(Dataset excerpts)
__________

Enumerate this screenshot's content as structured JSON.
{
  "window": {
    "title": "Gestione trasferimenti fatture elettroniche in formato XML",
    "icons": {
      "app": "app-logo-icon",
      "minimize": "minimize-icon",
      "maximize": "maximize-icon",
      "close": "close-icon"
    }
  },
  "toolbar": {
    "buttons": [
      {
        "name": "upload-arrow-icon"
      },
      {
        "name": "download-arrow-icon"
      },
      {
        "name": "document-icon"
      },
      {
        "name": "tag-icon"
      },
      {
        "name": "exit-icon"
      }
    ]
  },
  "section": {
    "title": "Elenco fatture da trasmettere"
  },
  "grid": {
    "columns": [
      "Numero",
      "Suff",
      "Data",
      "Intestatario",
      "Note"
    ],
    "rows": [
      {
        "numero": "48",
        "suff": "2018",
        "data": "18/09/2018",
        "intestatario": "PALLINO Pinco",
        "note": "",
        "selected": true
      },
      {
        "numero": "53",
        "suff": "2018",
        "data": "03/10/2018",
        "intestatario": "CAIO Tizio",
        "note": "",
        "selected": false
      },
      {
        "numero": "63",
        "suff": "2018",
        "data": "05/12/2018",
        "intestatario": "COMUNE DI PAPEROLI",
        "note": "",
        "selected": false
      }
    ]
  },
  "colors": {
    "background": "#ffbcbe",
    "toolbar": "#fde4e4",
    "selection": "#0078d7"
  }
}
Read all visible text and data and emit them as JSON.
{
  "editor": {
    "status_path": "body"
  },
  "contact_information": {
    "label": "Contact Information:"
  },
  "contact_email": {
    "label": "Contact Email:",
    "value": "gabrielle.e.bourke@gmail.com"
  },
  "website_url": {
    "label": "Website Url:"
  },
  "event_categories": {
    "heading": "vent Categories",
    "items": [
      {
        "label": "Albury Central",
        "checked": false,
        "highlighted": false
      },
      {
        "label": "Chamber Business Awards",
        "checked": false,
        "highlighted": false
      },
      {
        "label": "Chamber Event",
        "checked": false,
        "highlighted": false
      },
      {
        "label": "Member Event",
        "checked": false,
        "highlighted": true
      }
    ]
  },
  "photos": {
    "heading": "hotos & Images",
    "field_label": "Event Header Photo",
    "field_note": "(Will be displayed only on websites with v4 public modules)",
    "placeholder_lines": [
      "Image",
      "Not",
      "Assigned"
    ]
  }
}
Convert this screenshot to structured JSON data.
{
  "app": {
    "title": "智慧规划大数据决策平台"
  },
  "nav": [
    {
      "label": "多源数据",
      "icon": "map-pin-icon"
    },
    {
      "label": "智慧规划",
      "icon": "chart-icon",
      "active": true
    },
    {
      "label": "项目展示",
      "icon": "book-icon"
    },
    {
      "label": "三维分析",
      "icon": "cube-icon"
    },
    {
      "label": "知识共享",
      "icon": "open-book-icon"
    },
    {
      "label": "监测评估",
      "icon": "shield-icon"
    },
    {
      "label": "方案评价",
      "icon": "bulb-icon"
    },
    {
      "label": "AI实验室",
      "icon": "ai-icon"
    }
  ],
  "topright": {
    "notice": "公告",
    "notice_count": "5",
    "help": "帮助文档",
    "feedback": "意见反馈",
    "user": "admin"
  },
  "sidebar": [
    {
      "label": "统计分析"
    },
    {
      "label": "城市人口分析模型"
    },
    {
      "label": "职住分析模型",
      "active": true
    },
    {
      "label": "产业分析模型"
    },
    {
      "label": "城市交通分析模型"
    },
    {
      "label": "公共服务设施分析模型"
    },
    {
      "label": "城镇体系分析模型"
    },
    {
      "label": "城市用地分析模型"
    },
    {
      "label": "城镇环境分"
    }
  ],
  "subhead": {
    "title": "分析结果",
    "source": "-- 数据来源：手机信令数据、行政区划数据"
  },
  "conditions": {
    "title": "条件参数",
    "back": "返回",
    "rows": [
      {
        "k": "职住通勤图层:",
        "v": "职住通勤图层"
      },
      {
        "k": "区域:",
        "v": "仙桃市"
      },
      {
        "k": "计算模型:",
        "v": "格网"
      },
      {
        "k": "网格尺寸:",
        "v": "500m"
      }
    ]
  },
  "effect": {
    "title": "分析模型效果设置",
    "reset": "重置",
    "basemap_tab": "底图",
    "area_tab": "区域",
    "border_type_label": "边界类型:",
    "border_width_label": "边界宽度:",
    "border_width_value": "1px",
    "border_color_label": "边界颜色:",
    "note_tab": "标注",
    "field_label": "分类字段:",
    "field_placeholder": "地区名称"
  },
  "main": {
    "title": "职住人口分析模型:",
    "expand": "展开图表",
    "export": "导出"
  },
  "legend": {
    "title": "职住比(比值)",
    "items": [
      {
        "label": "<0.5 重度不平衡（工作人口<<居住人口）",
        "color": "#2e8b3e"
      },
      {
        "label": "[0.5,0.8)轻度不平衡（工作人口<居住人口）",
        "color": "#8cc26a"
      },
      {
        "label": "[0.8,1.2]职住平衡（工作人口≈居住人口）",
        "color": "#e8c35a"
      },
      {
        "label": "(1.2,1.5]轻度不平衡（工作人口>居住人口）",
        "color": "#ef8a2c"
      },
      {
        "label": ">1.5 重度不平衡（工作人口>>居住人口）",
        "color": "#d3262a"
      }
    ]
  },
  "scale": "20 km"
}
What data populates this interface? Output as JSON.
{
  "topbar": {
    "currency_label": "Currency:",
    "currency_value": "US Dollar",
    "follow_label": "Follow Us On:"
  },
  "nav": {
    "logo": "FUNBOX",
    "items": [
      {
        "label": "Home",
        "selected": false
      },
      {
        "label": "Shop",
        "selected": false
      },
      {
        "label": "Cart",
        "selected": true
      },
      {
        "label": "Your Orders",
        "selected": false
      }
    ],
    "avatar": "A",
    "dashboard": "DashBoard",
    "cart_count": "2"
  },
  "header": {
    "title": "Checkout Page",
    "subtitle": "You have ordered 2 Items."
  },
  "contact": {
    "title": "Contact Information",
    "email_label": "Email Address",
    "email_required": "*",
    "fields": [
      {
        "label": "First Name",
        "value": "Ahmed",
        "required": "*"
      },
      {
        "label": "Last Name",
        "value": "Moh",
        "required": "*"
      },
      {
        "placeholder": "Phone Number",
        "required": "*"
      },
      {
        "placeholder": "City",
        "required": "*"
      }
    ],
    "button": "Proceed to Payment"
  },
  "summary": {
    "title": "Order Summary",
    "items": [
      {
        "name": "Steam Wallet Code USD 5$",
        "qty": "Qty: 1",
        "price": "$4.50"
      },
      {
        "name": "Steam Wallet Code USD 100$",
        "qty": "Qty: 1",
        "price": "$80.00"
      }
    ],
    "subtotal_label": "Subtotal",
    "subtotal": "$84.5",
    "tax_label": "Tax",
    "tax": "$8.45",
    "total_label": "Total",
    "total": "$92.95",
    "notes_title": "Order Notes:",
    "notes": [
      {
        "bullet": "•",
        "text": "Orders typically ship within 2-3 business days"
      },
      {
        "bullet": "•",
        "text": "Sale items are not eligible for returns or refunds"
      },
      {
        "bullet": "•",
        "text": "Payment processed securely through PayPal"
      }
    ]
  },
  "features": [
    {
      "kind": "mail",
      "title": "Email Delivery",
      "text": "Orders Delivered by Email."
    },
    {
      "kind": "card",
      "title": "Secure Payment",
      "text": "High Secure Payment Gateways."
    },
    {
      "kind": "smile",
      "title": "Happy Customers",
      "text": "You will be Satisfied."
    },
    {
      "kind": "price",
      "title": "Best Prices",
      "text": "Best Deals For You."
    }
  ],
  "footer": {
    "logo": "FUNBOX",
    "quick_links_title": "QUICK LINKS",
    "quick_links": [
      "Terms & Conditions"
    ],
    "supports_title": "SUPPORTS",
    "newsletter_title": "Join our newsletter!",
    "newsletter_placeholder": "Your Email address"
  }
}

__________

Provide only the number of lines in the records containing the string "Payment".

◆ Response area ◆
4